EXERCISE PROMPT:
Which of the lines in the records below hold the string "arrow"? Copy every one of them.
*** DATA SHOWN Section Begins ***
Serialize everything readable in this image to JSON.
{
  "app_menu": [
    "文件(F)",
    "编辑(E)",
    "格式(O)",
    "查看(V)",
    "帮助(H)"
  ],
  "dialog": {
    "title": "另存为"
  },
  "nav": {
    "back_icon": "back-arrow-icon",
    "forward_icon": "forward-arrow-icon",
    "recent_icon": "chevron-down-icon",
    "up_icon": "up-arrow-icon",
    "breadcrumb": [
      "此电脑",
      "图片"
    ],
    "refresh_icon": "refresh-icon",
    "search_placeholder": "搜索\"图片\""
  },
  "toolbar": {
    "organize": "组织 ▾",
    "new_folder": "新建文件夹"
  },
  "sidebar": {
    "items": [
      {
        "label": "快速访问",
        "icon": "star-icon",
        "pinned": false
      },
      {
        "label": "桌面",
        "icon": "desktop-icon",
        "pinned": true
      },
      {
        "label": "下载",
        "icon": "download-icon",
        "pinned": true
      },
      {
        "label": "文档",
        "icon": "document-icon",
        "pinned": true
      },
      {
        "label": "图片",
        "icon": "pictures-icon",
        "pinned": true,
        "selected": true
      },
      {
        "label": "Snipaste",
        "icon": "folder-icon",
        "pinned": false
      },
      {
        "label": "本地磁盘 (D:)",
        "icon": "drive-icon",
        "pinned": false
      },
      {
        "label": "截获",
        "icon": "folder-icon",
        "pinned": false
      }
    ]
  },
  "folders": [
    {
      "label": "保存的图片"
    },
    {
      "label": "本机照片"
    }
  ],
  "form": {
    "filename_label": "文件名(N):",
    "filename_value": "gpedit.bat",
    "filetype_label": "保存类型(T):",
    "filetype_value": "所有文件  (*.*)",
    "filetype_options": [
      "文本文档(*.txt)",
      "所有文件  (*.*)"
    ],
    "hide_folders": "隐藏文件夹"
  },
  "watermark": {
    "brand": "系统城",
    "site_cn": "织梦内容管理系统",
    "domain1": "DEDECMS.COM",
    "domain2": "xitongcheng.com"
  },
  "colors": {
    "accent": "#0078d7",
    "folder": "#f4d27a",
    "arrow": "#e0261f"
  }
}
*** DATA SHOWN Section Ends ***
REPLY TO THE EXERCISE:
    "back_icon": "back-arrow-icon",
    "forward_icon": "forward-arrow-icon",
    "up_icon": "up-arrow-icon",
    "arrow": "#e0261f"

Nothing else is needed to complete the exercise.